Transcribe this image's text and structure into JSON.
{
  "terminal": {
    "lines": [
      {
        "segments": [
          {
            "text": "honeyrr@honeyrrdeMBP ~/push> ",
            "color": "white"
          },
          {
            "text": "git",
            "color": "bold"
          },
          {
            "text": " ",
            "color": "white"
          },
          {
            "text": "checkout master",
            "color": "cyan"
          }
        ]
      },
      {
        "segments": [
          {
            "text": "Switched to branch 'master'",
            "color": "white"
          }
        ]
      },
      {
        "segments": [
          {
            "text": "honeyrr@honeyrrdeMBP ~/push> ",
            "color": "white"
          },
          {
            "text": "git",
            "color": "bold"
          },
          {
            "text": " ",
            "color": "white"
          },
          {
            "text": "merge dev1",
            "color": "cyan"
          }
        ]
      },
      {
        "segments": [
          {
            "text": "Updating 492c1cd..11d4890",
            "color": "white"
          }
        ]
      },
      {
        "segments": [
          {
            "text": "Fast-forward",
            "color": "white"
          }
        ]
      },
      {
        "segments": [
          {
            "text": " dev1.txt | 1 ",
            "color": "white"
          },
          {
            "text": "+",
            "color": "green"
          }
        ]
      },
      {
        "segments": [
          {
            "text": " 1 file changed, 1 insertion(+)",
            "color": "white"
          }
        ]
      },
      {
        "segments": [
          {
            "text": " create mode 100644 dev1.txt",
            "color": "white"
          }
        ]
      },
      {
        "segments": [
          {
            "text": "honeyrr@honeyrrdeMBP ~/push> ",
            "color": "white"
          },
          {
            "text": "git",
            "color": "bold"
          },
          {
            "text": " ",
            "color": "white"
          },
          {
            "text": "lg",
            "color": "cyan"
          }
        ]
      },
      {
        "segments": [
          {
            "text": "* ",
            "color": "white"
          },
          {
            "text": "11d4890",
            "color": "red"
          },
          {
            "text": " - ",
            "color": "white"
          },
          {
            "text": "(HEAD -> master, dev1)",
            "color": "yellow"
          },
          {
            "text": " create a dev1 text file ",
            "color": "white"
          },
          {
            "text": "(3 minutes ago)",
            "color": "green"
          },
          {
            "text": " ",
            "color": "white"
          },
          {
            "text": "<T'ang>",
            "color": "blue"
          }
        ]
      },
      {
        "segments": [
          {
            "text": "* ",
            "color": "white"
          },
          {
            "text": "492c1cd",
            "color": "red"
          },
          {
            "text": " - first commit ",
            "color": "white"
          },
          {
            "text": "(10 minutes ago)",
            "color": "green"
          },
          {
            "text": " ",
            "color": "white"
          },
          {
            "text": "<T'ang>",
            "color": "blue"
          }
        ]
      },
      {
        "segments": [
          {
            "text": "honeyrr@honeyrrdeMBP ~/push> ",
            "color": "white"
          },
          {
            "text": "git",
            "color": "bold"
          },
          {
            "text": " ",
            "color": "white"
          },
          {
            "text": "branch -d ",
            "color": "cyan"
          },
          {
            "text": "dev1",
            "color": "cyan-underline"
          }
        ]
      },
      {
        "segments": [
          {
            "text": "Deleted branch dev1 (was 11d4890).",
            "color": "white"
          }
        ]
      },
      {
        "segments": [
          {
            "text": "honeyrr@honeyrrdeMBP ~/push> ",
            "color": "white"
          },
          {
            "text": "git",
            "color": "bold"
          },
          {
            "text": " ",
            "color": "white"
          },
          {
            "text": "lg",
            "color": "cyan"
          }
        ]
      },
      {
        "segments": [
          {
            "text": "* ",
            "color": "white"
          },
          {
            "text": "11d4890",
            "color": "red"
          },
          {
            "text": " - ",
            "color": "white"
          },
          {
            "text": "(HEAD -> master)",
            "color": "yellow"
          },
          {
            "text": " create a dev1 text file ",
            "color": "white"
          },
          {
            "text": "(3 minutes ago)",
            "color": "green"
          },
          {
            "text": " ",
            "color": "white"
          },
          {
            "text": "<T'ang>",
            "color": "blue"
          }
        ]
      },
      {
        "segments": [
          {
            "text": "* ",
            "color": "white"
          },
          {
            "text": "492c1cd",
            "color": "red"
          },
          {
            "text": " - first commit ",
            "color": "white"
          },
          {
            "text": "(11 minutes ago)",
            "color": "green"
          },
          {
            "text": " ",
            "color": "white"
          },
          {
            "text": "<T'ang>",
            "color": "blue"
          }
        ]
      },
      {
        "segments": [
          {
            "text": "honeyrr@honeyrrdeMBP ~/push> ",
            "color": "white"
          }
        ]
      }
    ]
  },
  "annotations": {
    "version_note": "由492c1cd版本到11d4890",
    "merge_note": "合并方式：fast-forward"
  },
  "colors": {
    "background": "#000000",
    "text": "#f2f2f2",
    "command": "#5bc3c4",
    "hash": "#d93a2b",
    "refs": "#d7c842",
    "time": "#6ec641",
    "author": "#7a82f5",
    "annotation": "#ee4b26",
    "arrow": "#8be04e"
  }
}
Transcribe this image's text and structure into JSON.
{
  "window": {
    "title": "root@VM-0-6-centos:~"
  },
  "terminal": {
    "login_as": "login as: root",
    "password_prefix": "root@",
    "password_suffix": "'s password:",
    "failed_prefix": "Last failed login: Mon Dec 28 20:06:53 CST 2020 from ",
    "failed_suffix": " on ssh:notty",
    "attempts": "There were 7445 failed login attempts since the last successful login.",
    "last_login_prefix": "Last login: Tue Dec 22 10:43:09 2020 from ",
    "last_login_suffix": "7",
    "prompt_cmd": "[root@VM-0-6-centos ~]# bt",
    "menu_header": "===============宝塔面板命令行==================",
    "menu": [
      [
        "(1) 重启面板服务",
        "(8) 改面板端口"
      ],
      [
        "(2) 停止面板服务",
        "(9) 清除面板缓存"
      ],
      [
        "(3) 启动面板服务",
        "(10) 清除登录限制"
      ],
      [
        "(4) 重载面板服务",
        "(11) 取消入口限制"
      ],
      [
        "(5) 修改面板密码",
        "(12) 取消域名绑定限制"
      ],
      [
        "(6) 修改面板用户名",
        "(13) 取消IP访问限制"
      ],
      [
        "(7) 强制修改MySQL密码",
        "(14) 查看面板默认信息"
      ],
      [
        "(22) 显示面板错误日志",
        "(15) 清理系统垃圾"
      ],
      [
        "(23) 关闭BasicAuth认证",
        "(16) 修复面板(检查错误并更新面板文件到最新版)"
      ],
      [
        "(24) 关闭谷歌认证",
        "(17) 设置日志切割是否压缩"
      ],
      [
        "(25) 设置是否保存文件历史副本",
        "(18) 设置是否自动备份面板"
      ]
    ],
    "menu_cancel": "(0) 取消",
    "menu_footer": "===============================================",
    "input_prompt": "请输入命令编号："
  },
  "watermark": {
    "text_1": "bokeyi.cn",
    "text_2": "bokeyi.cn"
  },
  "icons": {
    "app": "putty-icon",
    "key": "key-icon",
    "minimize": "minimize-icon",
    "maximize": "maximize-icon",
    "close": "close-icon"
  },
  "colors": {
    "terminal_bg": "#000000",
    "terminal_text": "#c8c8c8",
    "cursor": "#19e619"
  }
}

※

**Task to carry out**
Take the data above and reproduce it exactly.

**Answer box**
Transcribe this image's text and structure into JSON.
{
  "terminal": {
    "lines": [
      {
        "segments": [
          {
            "text": "honeyrr@honeyrrdeMBP ~/push> ",
            "color": "white"
          },
          {
            "text": "git",
            "color": "bold"
          },
          {
            "text": " ",
            "color": "white"
          },
          {
            "text": "checkout master",
            "color": "cyan"
          }
        ]
      },
      {
        "segments": [
          {
            "text": "Switched to branch 'master'",
            "color": "white"
          }
        ]
      },
      {
        "segments": [
          {
            "text": "honeyrr@honeyrrdeMBP ~/push> ",
            "color": "white"
          },
          {
            "text": "git",
            "color": "bold"
          },
          {
            "text": " ",
            "color": "white"
          },
          {
            "text": "merge dev1",
            "color": "cyan"
          }
        ]
      },
      {
        "segments": [
          {
            "text": "Updating 492c1cd..11d4890",
            "color": "white"
          }
        ]
      },
      {
        "segments": [
          {
            "text": "Fast-forward",
            "color": "white"
          }
        ]
      },
      {
        "segments": [
          {
            "text": " dev1.txt | 1 ",
            "color": "white"
          },
          {
            "text": "+",
            "color": "green"
          }
        ]
      },
      {
        "segments": [
          {
            "text": " 1 file changed, 1 insertion(+)",
            "color": "white"
          }
        ]
      },
      {
        "segments": [
          {
            "text": " create mode 100644 dev1.txt",
            "color": "white"
          }
        ]
      },
      {
        "segments": [
          {
            "text": "honeyrr@honeyrrdeMBP ~/push> ",
            "color": "white"
          },
          {
            "text": "git",
            "color": "bold"
          },
          {
            "text": " ",
            "color": "white"
          },
          {
            "text": "lg",
            "color": "cyan"
          }
        ]
      },
      {
        "segments": [
          {
            "text": "* ",
            "color": "white"
          },
          {
            "text": "11d4890",
            "color": "red"
          },
          {
            "text": " - ",
            "color": "white"
          },
          {
            "text": "(HEAD -> master, dev1)",
            "color": "yellow"
          },
          {
            "text": " create a dev1 text file ",
            "color": "white"
          },
          {
            "text": "(3 minutes ago)",
            "color": "green"
          },
          {
            "text": " ",
            "color": "white"
          },
          {
            "text": "<T'ang>",
            "color": "blue"
          }
        ]
      },
      {
        "segments": [
          {
            "text": "* ",
            "color": "white"
          },
          {
            "text": "492c1cd",
            "color": "red"
          },
          {
            "text": " - first commit ",
            "color": "white"
          },
          {
            "text": "(10 minutes ago)",
            "color": "green"
          },
          {
            "text": " ",
            "color": "white"
          },
          {
            "text": "<T'ang>",
            "color": "blue"
          }
        ]
      },
      {
        "segments": [
          {
            "text": "honeyrr@honeyrrdeMBP ~/push> ",
            "color": "white"
          },
          {
            "text": "git",
            "color": "bold"
          },
          {
            "text": " ",
            "color": "white"
          },
          {
            "text": "branch -d ",
            "color": "cyan"
          },
          {
            "text": "dev1",
            "color": "cyan-underline"
          }
        ]
      },
      {
        "segments": [
          {
            "text": "Deleted branch dev1 (was 11d4890).",
            "color": "white"
          }
        ]
      },
      {
        "segments": [
          {
            "text": "honeyrr@honeyrrdeMBP ~/push> ",
            "color": "white"
          },
          {
            "text": "git",
            "color": "bold"
          },
          {
            "text": " ",
            "color": "white"
          },
          {
            "text": "lg",
            "color": "cyan"
          }
        ]
      },
      {
        "segments": [
          {
            "text": "* ",
            "color": "white"
          },
          {
            "text": "11d4890",
            "color": "red"
          },
          {
            "text": " - ",
            "color": "white"
          },
          {
            "text": "(HEAD -> master)",
            "color": "yellow"
          },
          {
            "text": " create a dev1 text file ",
            "color": "white"
          },
          {
            "text": "(3 minutes ago)",
            "color": "green"
          },
          {
            "text": " ",
            "color": "white"
          },
          {
            "text": "<T'ang>",
            "color": "blue"
          }
        ]
      },
      {
        "segments": [
          {
            "text": "* ",
            "color": "white"
          },
          {
            "text": "492c1cd",
            "color": "red"
          },
          {
            "text": " - first commit ",
            "color": "white"
          },
          {
            "text": "(11 minutes ago)",
            "color": "green"
          },
          {
            "text": " ",
            "color": "white"
          },
          {
            "text": "<T'ang>",
            "color": "blue"
          }
        ]
      },
      {
        "segments": [
          {
            "text": "honeyrr@honeyrrdeMBP ~/push> ",
            "color": "white"
          }
        ]
      }
    ]
  },
  "annotations": {
    "version_note": "由492c1cd版本到11d4890",
    "merge_note": "合并方式：fast-forward"
  },
  "colors": {
    "background": "#000000",
    "text": "#f2f2f2",
    "command": "#5bc3c4",
    "hash": "#d93a2b",
    "refs": "#d7c842",
    "time": "#6ec641",
    "author": "#7a82f5",
    "annotation": "#ee4b26",
    "arrow": "#8be04e"
  }
}
Transcribe this image's text and structure into JSON.
{
  "window": {
    "title": "root@VM-0-6-centos:~"
  },
  "terminal": {
    "login_as": "login as: root",
    "password_prefix": "root@",
    "password_suffix": "'s password:",
    "failed_prefix": "Last failed login: Mon Dec 28 20:06:53 CST 2020 from ",
    "failed_suffix": " on ssh:notty",
    "attempts": "There were 7445 failed login attempts since the last successful login.",
    "last_login_prefix": "Last login: Tue Dec 22 10:43:09 2020 from ",
    "last_login_suffix": "7",
    "prompt_cmd": "[root@VM-0-6-centos ~]# bt",
    "menu_header": "===============宝塔面板命令行==================",
    "menu": [
      [
        "(1) 重启面板服务",
        "(8) 改面板端口"
      ],
      [
        "(2) 停止面板服务",
        "(9) 清除面板缓存"
      ],
      [
        "(3) 启动面板服务",
        "(10) 清除登录限制"
      ],
      [
        "(4) 重载面板服务",
        "(11) 取消入口限制"
      ],
      [
        "(5) 修改面板密码",
        "(12) 取消域名绑定限制"
      ],
      [
        "(6) 修改面板用户名",
        "(13) 取消IP访问限制"
      ],
      [
        "(7) 强制修改MySQL密码",
        "(14) 查看面板默认信息"
      ],
      [
        "(22) 显示面板错误日志",
        "(15) 清理系统垃圾"
      ],
      [
        "(23) 关闭BasicAuth认证",
        "(16) 修复面板(检查错误并更新面板文件到最新版)"
      ],
      [
        "(24) 关闭谷歌认证",
        "(17) 设置日志切割是否压缩"
      ],
      [
        "(25) 设置是否保存文件历史副本",
        "(18) 设置是否自动备份面板"
      ]
    ],
    "menu_cancel": "(0) 取消",
    "menu_footer": "===============================================",
    "input_prompt": "请输入命令编号："
  },
  "watermark": {
    "text_1": "bokeyi.cn",
    "text_2": "bokeyi.cn"
  },
  "icons": {
    "app": "putty-icon",
    "key": "key-icon",
    "minimize": "minimize-icon",
    "maximize": "maximize-icon",
    "close": "close-icon"
  },
  "colors": {
    "terminal_bg": "#000000",
    "terminal_text": "#c8c8c8",
    "cursor": "#19e619"
  }
}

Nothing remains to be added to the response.